### AIM OF THE EXERCISE
A verbatim copy of every record is required, and no pictures should be included.

### DATASET EXCERPTS
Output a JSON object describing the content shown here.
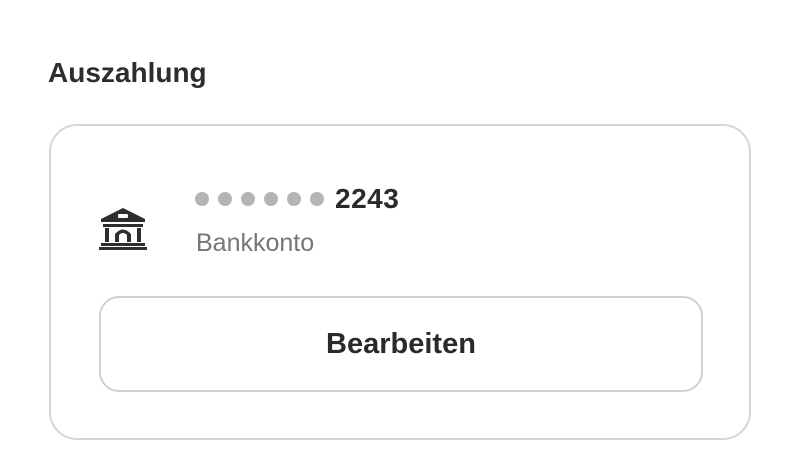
{
  "payout": {
    "title": "Auszahlung",
    "account": {
      "icon": "bank-icon",
      "masked_digit_count": 6,
      "last4": "2243",
      "type_label": "Bankkonto"
    },
    "edit_label": "Bearbeiten"
  },
  "colors": {
    "text_primary": "#2a2a2a",
    "text_secondary": "#767676",
    "border": "#d6d6d6",
    "mask_dot": "#b5b5b5"
  }
}
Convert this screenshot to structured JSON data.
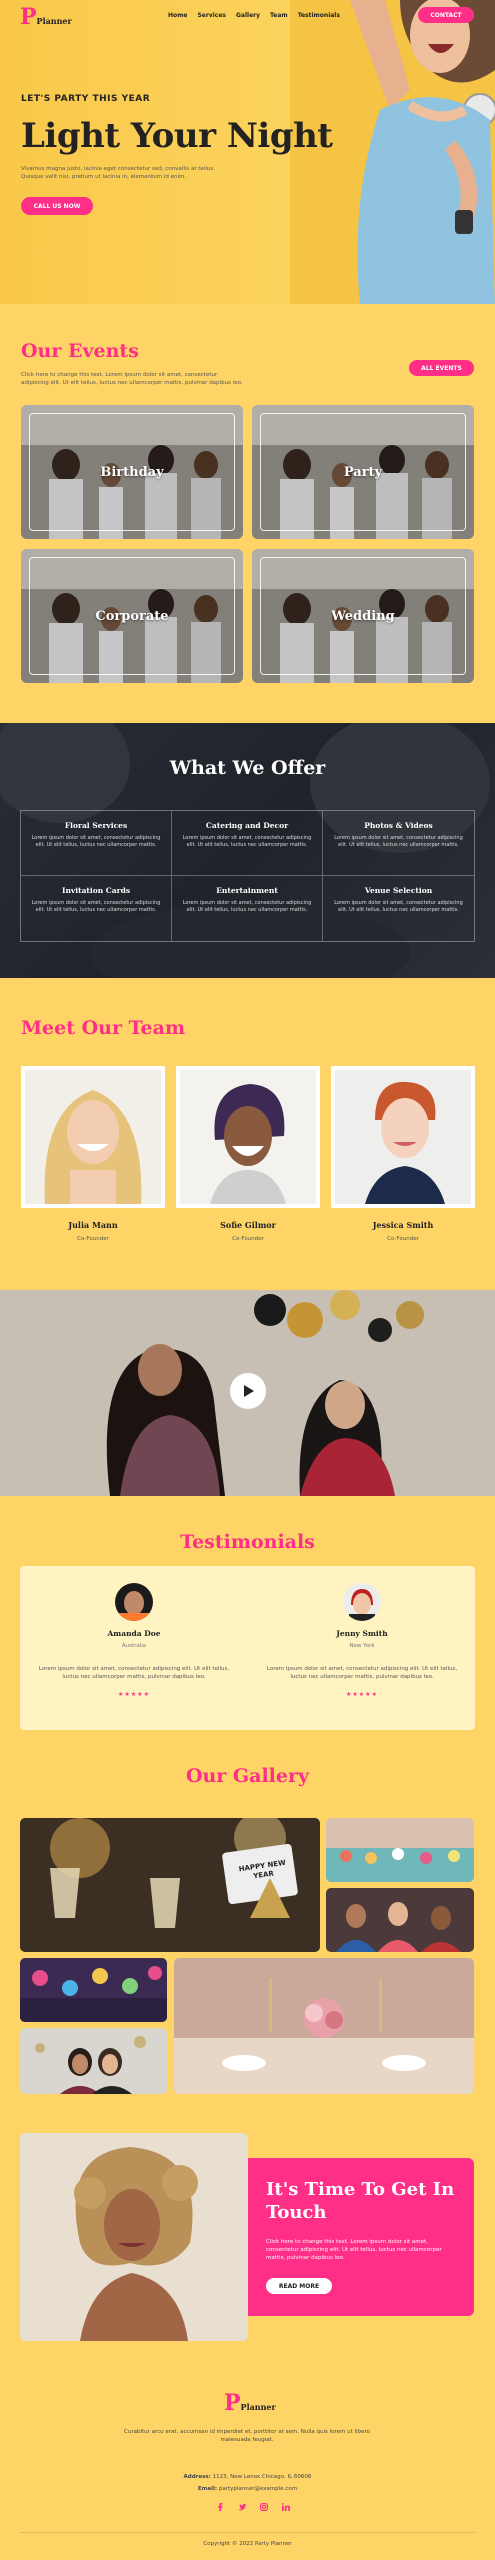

### ANSWER TO THE PROBLEM
Output a JSON object describing the content shown here.
{
  "payout": {
    "title": "Auszahlung",
    "account": {
      "icon": "bank-icon",
      "masked_digit_count": 6,
      "last4": "2243",
      "type_label": "Bankkonto"
    },
    "edit_label": "Bearbeiten"
  },
  "colors": {
    "text_primary": "#2a2a2a",
    "text_secondary": "#767676",
    "border": "#d6d6d6",
    "mask_dot": "#b5b5b5"
  }
}
Convert this screenshot to structured JSON data.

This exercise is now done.